Stay on Top of Enterprise Technology Trends
Get updates impacting your industry from our GigaOm Research Community
A gang of hackers has, over the course of a year or more, stolen up to $1 billion from financial institutions around the world, including some in the U.S., according to a new report by cybersecurity firm Kasperksy Lab.
The Carbanak gang — named after the malware they installed on computers at financial institutions — targeted marks in the U.S., Germany and Asia and possibly elsewhere, according to Kaspersky’s Threatpost blog. Instead of relying on phishing attacks that goes after end-user passwords, they targeted bank employees themselves, sending email messages containing malware that then recorded internal interactions to learn the banks’ procedures and processes, in some cases feeding video back to their mothership.
One reason the payoff may have been so big was that the gang was patient, waiting to make their move for months and also moving on from one bank to another after making their, um withdrawals, typically grabbing up no more than $10 million per institution.

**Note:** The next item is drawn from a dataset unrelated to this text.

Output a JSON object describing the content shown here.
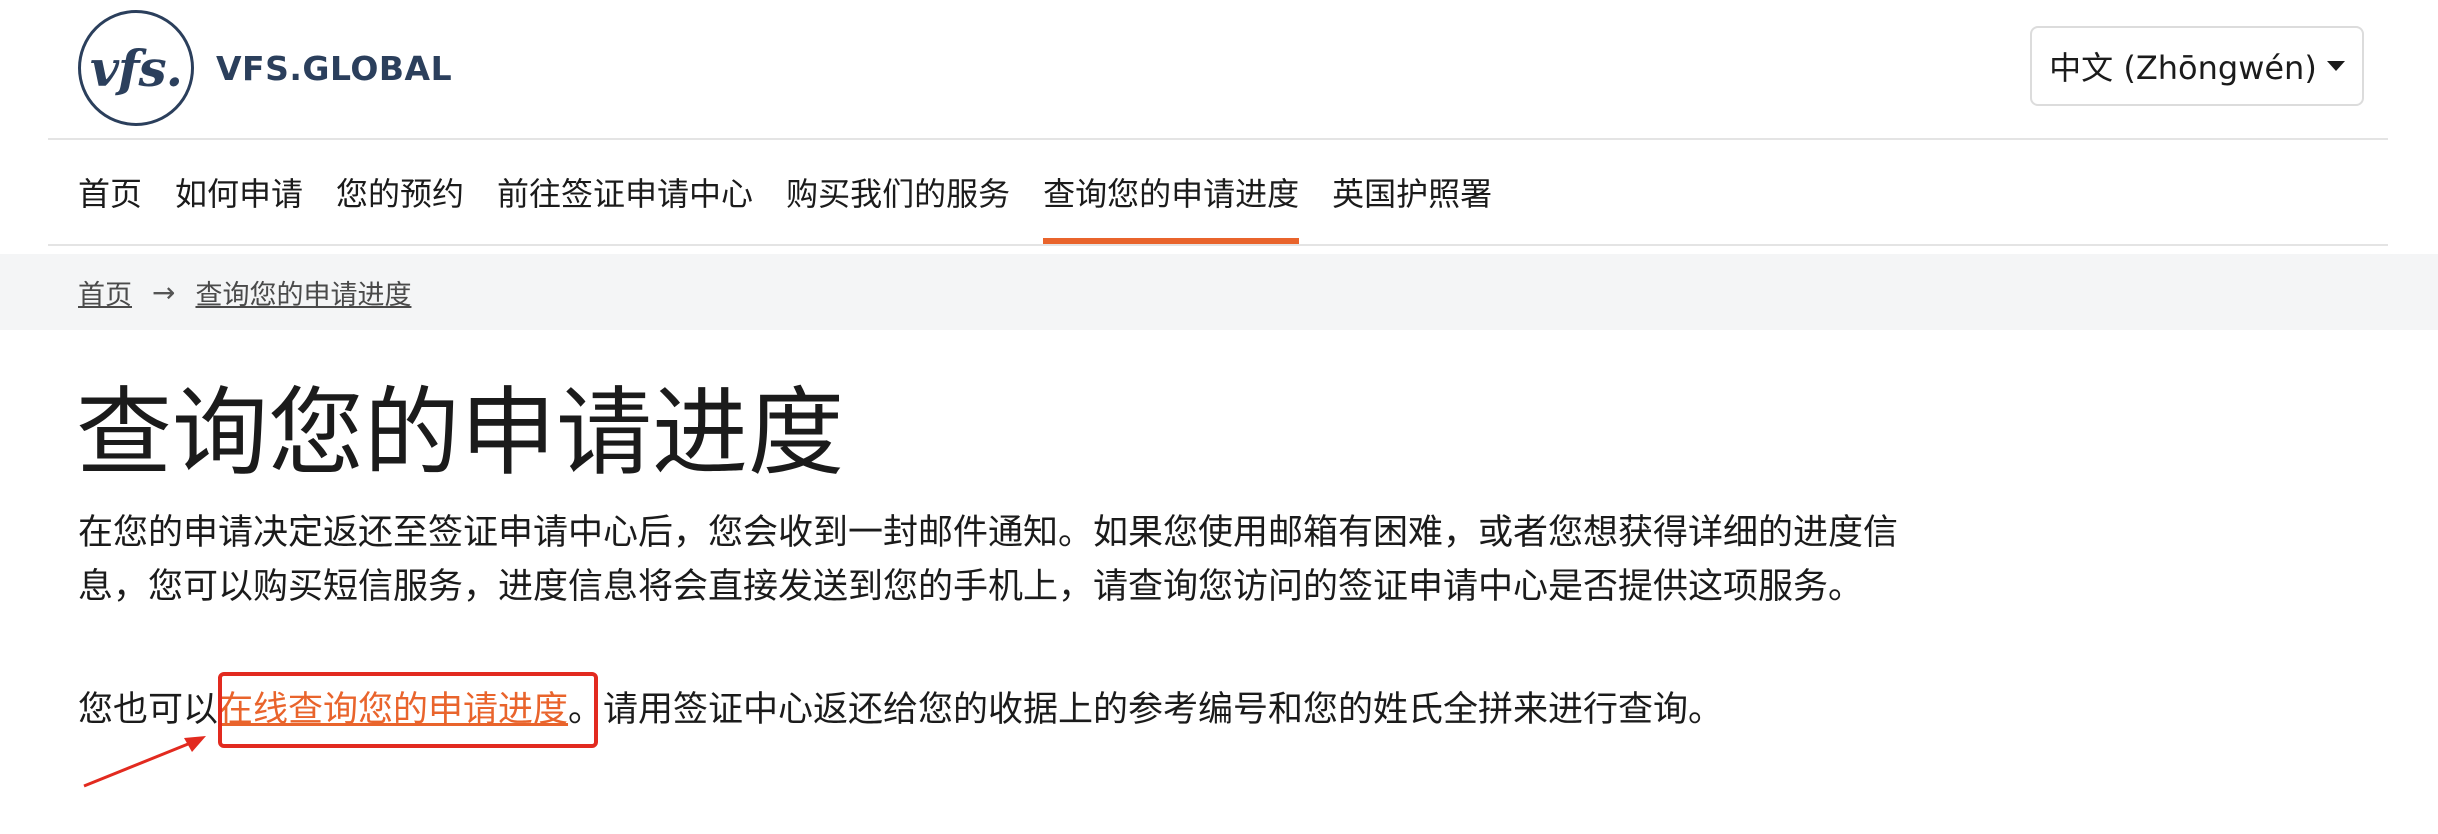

In some cases, ATM just started spewing cash without anyone requesting it. The money was then picked up by cash “mules.” In others, the banks network was used to move money out of the organization into the cybercriminal’s own accounts. And in some cases, fake accounts were created with high balances which were then tapped by mules.
From the Threatpost blog:
The hackers lived on the bank networks for months after successfully gaining a network foothold, generally through a spearphishing email laced with a malicious .CPL attachment, and in some cases, Word documents. The attachments contained the backdoor named Carbanak which is capable of many of the same data stealing capabilities as notorious APT-style attacks, including remote control.
Kaspersky posted its full report on Monday, an advance copy of which it provided the New York Times. Speaking with that paper, Chris Doggett, managing director of Kaspersky’s North America office characterized this as “the most sophisticated attack the world has seen to date in terms of the tactics and methods that cybercriminals have used to remain covert.”
As is usually the case, no institutions were named because of non-disclosure agreements. It’s not exactly good advertising to admit that your customers funds are at risk, after all.
Kaspersky told the Times it worked with Interpol and Europol to gather information. Sanjay Virmani, director of Interpol’s digital crime center told BBC News that the “attacks again underline the fact that criminals will exploit any vulnerability in any system.”